Arbitration is a legal process that resolves disputes between two or more parties without taking them through the formal court system.
Many people choose arbitration as an alternative to traditional litigation because it is a less costly and time-consuming process. The most common use for arbitration is the resolution of commercial disputes, but other arbitration cases may include debt, divorce, securities and credit card arbitration.
Historians can claim with some certainty that arbitration was used as a form of dispute resolution long before the formal court system appeared.
In fact, records from ancient Egypt, Greece and Rome all point to the popularity of arbitration as a method to resolve disputes. In ancient times, however, an arbitrator was usually a person known and trusted by both parties. The more intimately this individual was known, the more confidence claimants could have in his or her judgment.
Today, we seem to favor the opposite extreme: the more impartial or disinterested the arbitrator is, the more he or she can be trusted as a qualified judge of the issue at hand. In modern law, arbitrators ideally have no relationship to either party concerned. According to the Code of Ethics for Arbitrators in Commercial Disputes:
"An arbitrator should disclose any interest or relationship likely to affect impartiality or which might create an appearance of partiality or bias."
In today''s world, arbitration can also happen online, in a process known as Online Dispute Resolution (ODR). In ODR, a claim is filed online and the proceedings occur entirely over the Internet, based on documentation presented by both parties. Currently, net-ARB.com is one of the major organizations dealing in Internet Arbitration.
To begin the process of arbitration, parties select an impartial individual (arbitrator) and agree to be bound by the arbitrators resolution or determined "award". An arbitrator is generally an expert with training in an area related to the dispute. Alternately, the arbitrator may be part of a professional arbitration agency.
One of the most commonly used agencies for arbitration is the American Arbitration Association (AAA), a private organization that deals in arbitration, mediation and other forms of alternative dispute resolution.

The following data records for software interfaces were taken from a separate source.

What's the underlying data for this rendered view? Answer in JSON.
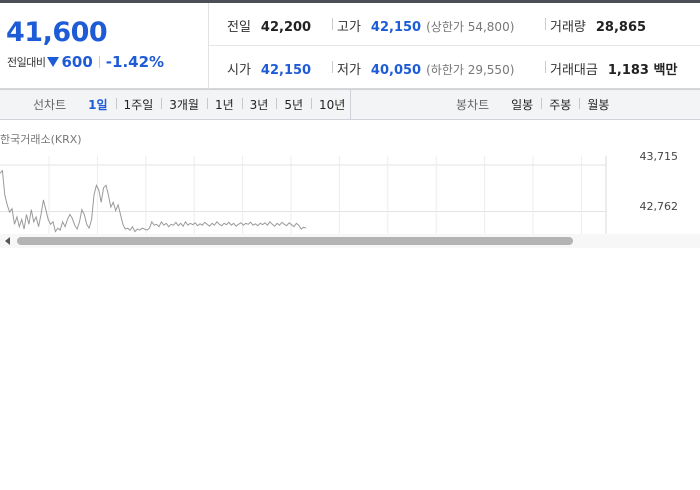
{
  "quote": {
    "price": "41,600",
    "change_label": "전일대비",
    "change_direction_icon": "down-triangle-icon",
    "change_value": "600",
    "change_percent": "-1.42%",
    "colors": {
      "down": "#1e5bd6"
    }
  },
  "stats": {
    "prev_close": {
      "label": "전일",
      "value": "42,200"
    },
    "high": {
      "label": "고가",
      "value": "42,150",
      "sub": "(상한가 54,800)"
    },
    "volume": {
      "label": "거래량",
      "value": "28,865"
    },
    "open": {
      "label": "시가",
      "value": "42,150"
    },
    "low": {
      "label": "저가",
      "value": "40,050",
      "sub": "(하한가 29,550)"
    },
    "amount": {
      "label": "거래대금",
      "value": "1,183 백만"
    }
  },
  "tabs": {
    "line_chart": {
      "title": "선차트",
      "items": [
        "1일",
        "1주일",
        "3개월",
        "1년",
        "3년",
        "5년",
        "10년"
      ],
      "active": "1일"
    },
    "candle_chart": {
      "title": "봉차트",
      "items": [
        "일봉",
        "주봉",
        "월봉"
      ]
    }
  },
  "chart": {
    "exchange_label": "한국거래소(KRX)",
    "y_ticks": [
      "43,715",
      "42,762"
    ]
  },
  "chart_data": {
    "type": "line",
    "title": "",
    "xlabel": "",
    "ylabel": "",
    "ylim": [
      42300,
      43900
    ],
    "y_ticks": [
      43715,
      42762
    ],
    "series": [
      {
        "values": [
          43550,
          43600,
          43100,
          42900,
          42750,
          42820,
          42500,
          42650,
          42450,
          42600,
          42400,
          42700,
          42500,
          42800,
          42550,
          42650,
          42450,
          42700,
          43000,
          42800,
          42600,
          42500,
          42550,
          42350,
          42420,
          42380,
          42550,
          42450,
          42600,
          42700,
          42620,
          42480,
          42400,
          42550,
          42800,
          42700,
          42500,
          42420,
          42600,
          43100,
          43300,
          43200,
          42950,
          43250,
          43300,
          43100,
          42850,
          42950,
          42780,
          42900,
          42700,
          42500,
          42400,
          42420,
          42380,
          42450,
          42350,
          42400,
          42380,
          42420,
          42400,
          42380,
          42420,
          42550,
          42480,
          42500,
          42450,
          42550,
          42480,
          42520,
          42450,
          42500,
          42480,
          42540,
          42470,
          42520,
          42460,
          42550,
          42480,
          42520,
          42490,
          42530,
          42470,
          42510,
          42480,
          42540,
          42500,
          42460,
          42520,
          42480,
          42550,
          42500,
          42470,
          42520,
          42490,
          42540,
          42480,
          42520,
          42460,
          42500,
          42530,
          42480,
          42520,
          42500,
          42540,
          42480,
          42510,
          42470,
          42520,
          42490,
          42530,
          42480,
          42550,
          42500,
          42460,
          42520,
          42480,
          42540,
          42500,
          42470,
          42530,
          42490,
          42450,
          42520,
          42480,
          42400,
          42440,
          42420
        ]
      }
    ]
  },
  "scrollbar": {
    "left_arrow_icon": "chevron-left-icon"
  }
}
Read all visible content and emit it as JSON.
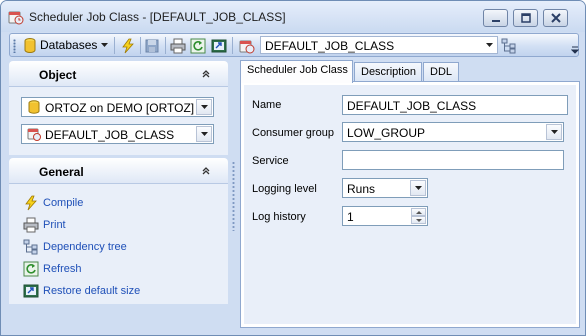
{
  "window": {
    "title": "Scheduler Job Class - [DEFAULT_JOB_CLASS]"
  },
  "toolbar": {
    "databases_label": "Databases",
    "object_combo_value": "DEFAULT_JOB_CLASS",
    "icons": [
      "database-icon",
      "lightning-icon",
      "save-icon",
      "print-icon",
      "refresh-icon",
      "restore-size-icon",
      "job-class-icon",
      "tree-icon"
    ]
  },
  "left_panel": {
    "object_section": {
      "title": "Object",
      "database_combo": "ORTOZ on DEMO [ORTOZ]",
      "object_combo": "DEFAULT_JOB_CLASS"
    },
    "general_section": {
      "title": "General",
      "items": [
        {
          "label": "Compile",
          "icon": "lightning-icon"
        },
        {
          "label": "Print",
          "icon": "print-icon"
        },
        {
          "label": "Dependency tree",
          "icon": "tree-icon"
        },
        {
          "label": "Refresh",
          "icon": "refresh-icon"
        },
        {
          "label": "Restore default size",
          "icon": "restore-size-icon"
        }
      ]
    }
  },
  "tabs": [
    {
      "label": "Scheduler Job Class",
      "active": true
    },
    {
      "label": "Description",
      "active": false
    },
    {
      "label": "DDL",
      "active": false
    }
  ],
  "form": {
    "name_label": "Name",
    "name_value": "DEFAULT_JOB_CLASS",
    "consumer_group_label": "Consumer group",
    "consumer_group_value": "LOW_GROUP",
    "service_label": "Service",
    "service_value": "",
    "logging_level_label": "Logging level",
    "logging_level_value": "Runs",
    "log_history_label": "Log history",
    "log_history_value": "1"
  },
  "colors": {
    "window_bg": "#cfddf2",
    "panel_bg": "#e9eff9",
    "link": "#1f50b8"
  }
}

While the AAA does not arbitrate disputes, it provides administrative support to arbitrations and helps to assign arbitrators to cases when the parties cannot agree upon an appropriate individual to arbitrate a case.
Because arbitration is a choice made by private agreement between parties, arbitration hearings are not open to the public and awards are not considered public record. Furthermore, arbitration proceedings are not subject to judicial facilitation.
There is an exception to this rule, however, when it comes to the Federal Arbitration Act. The Federal Arbitration Act applies to cases that involve interstate commerce. Such cases are subject to the "Commerce Clause" powers given to Congress in the Constitution.
Fighting a case through the traditional American justice system can sometimes seem a daunting process. To bring a dispute to public court typically requires a considerable investment of time, money and energy. Similarly, traditional litigation can often be an emotionally draining experience for many people. For precisely these reasons, solving disputes through arbitration, rather than litigation, has become a popular option.
It''s possible to seek arbitration in pretty much any dispute that might otherwise go to the courts. Because arbitration hearings are not open to the public and proceedings are not considered public information, they can be a favorable option for cases dealing with sensitive issues. For instance, if the case in question treats information regarding bankruptcy, personal affairs or credit history, arbitration can be a way to protect individual''s privacy by avoiding the public court.
Loeb & Loeb, LLP (1999). What is an Arbitrator''s Duty of Disclosure? Retrieved March 6, 2008, from the FindLaw Web site.
U.S. Securities and Exchange Commission(2008). Arbitration. Retrieved March 6, 2008, from the U.S. Securities and Exchange Commission Web site.
American Arbitration Association (n.d.). About American Arbitration Association. Retrieved March 6, 2008, from the AAA Web site.